● **Task statement**
Find each line of the material below in which the word "true" occurs, and return it.

****************************************

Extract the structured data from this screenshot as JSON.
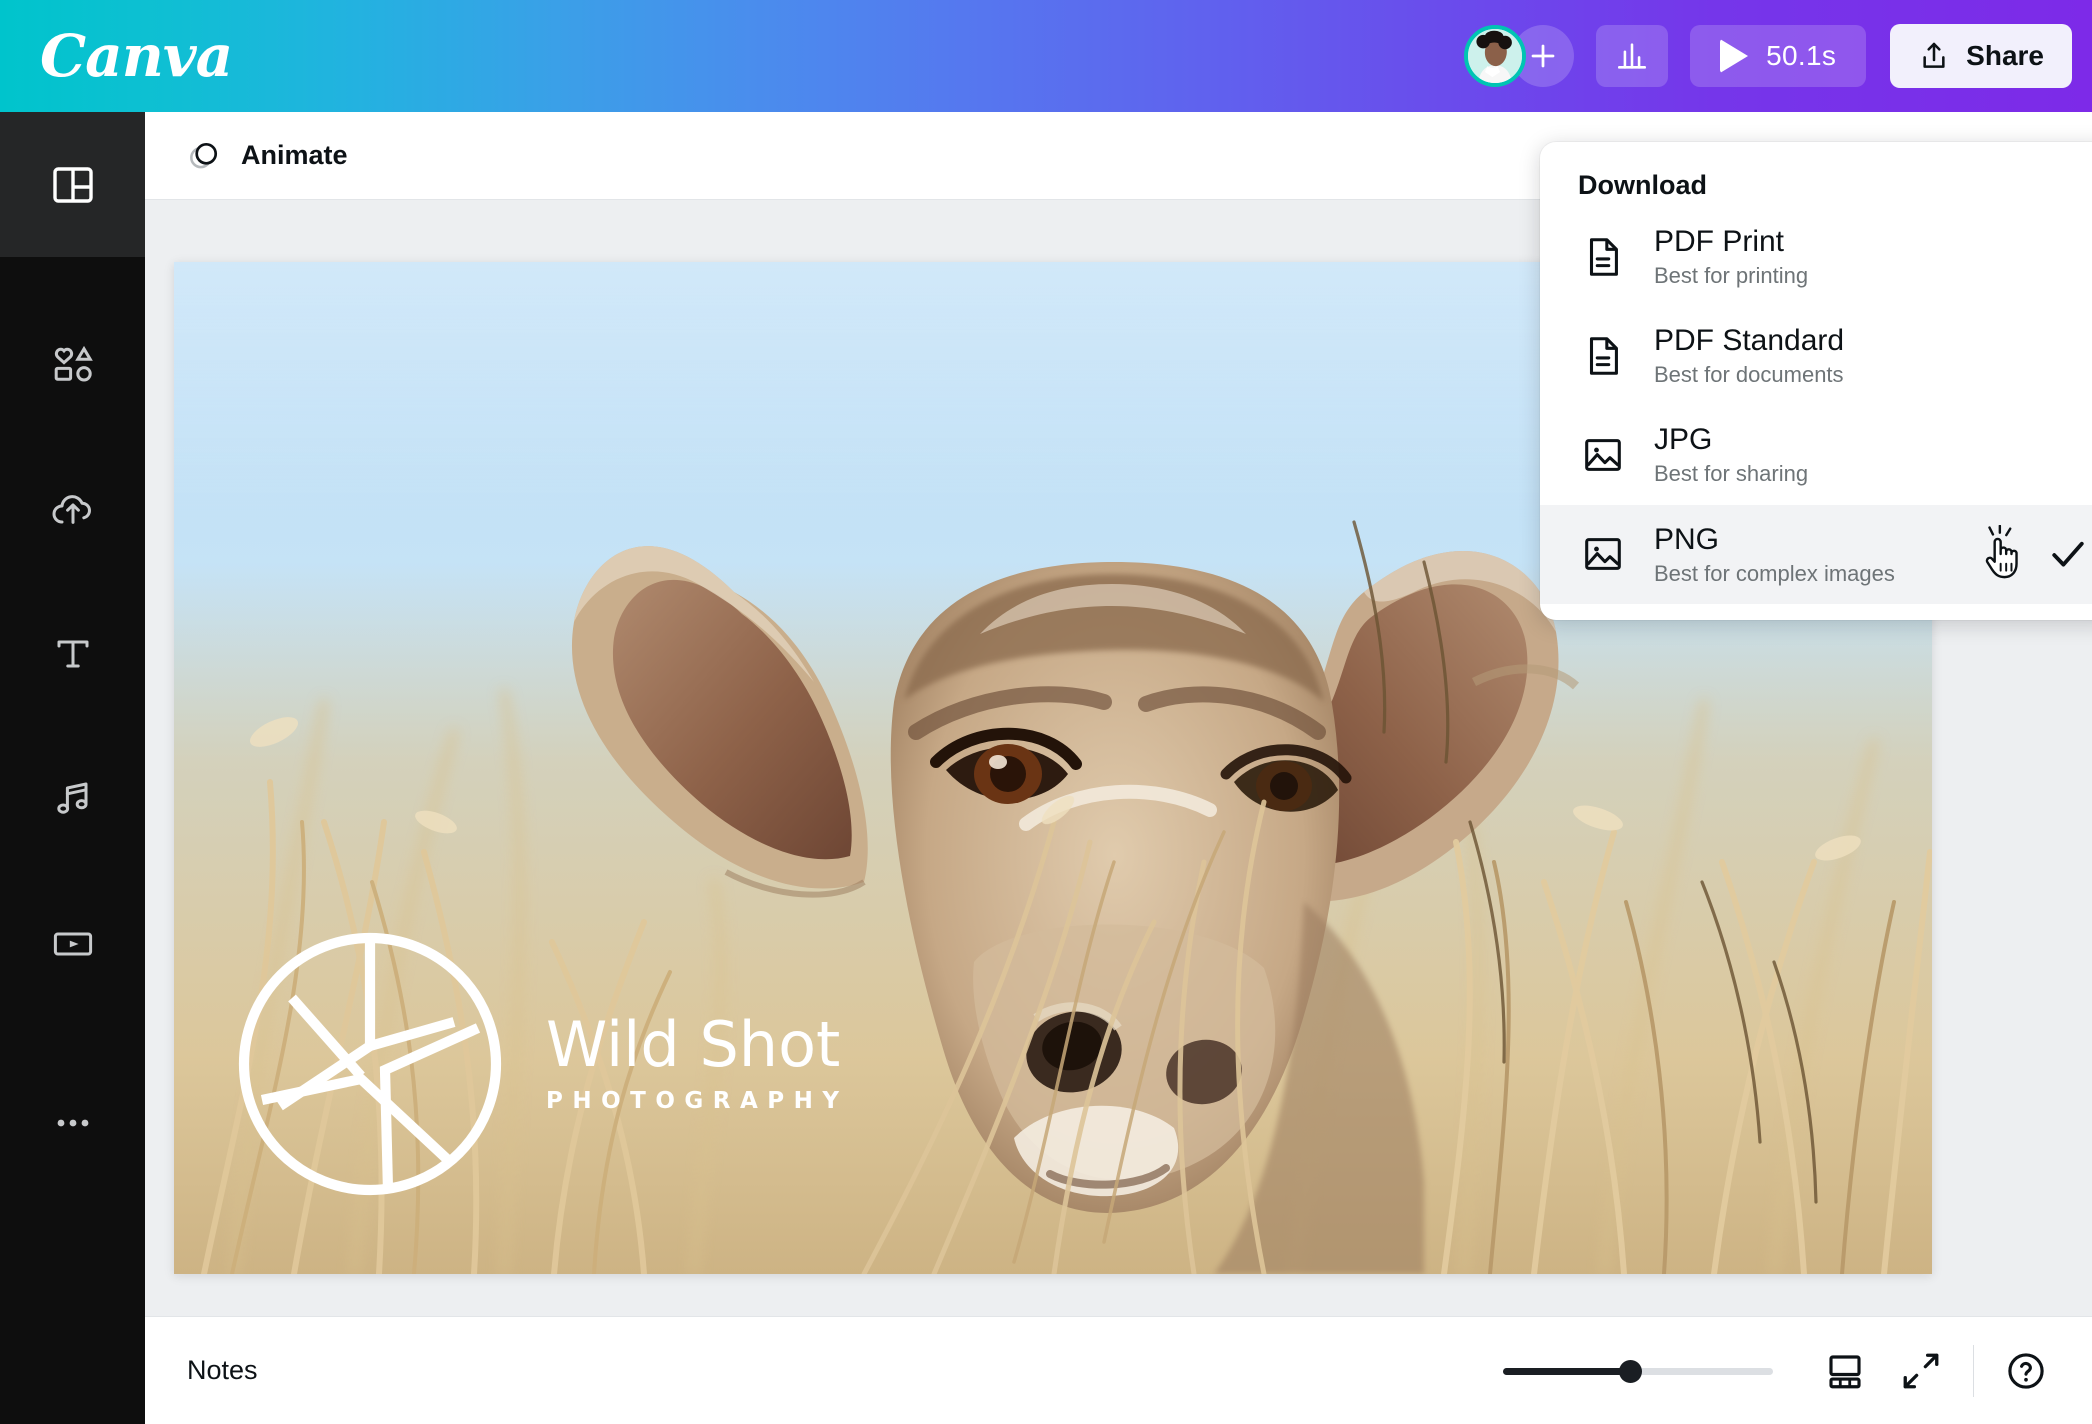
{
  "app": {
    "brand": "Canva",
    "brand_gradient_start": "#00c4cc",
    "brand_gradient_end": "#7d2ae8"
  },
  "topbar": {
    "avatar_name": "user-avatar",
    "avatar_ring_color": "#00c4b3",
    "add_collaborator_label": "+",
    "insights_icon": "bar-chart-icon",
    "play_label": "50.1s",
    "share_label": "Share"
  },
  "sidebar": {
    "items": [
      {
        "name": "design",
        "icon": "layout-panels-icon",
        "active": true
      },
      {
        "name": "elements",
        "icon": "shapes-icon",
        "active": false
      },
      {
        "name": "uploads",
        "icon": "cloud-upload-icon",
        "active": false
      },
      {
        "name": "text",
        "icon": "text-t-icon",
        "active": false
      },
      {
        "name": "audio",
        "icon": "music-note-icon",
        "active": false
      },
      {
        "name": "videos",
        "icon": "video-play-icon",
        "active": false
      },
      {
        "name": "more",
        "icon": "ellipsis-icon",
        "active": false
      }
    ]
  },
  "toolbar": {
    "animate_label": "Animate",
    "animate_icon": "overlapping-circles-icon"
  },
  "canvas": {
    "page_background": "#c5e2f7",
    "watermark": {
      "title": "Wild Shot",
      "subtitle": "PHOTOGRAPHY",
      "mark": "camera-aperture-icon"
    }
  },
  "download_menu": {
    "title": "Download",
    "items": [
      {
        "label": "PDF Print",
        "desc": "Best for printing",
        "icon": "document-lines-icon",
        "hovered": false,
        "checked": false
      },
      {
        "label": "PDF Standard",
        "desc": "Best for documents",
        "icon": "document-lines-icon",
        "hovered": false,
        "checked": false
      },
      {
        "label": "JPG",
        "desc": "Best for sharing",
        "icon": "image-picture-icon",
        "hovered": false,
        "checked": false
      },
      {
        "label": "PNG",
        "desc": "Best for complex images",
        "icon": "image-picture-icon",
        "hovered": true,
        "checked": true
      }
    ]
  },
  "bottombar": {
    "notes_label": "Notes",
    "zoom_percent": 47,
    "grid_icon": "page-thumbnails-icon",
    "fullscreen_icon": "expand-arrows-icon",
    "help_icon": "question-circle-icon"
  }
}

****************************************

● **Task response**
        "active": true
        "hovered": true,
        "checked": true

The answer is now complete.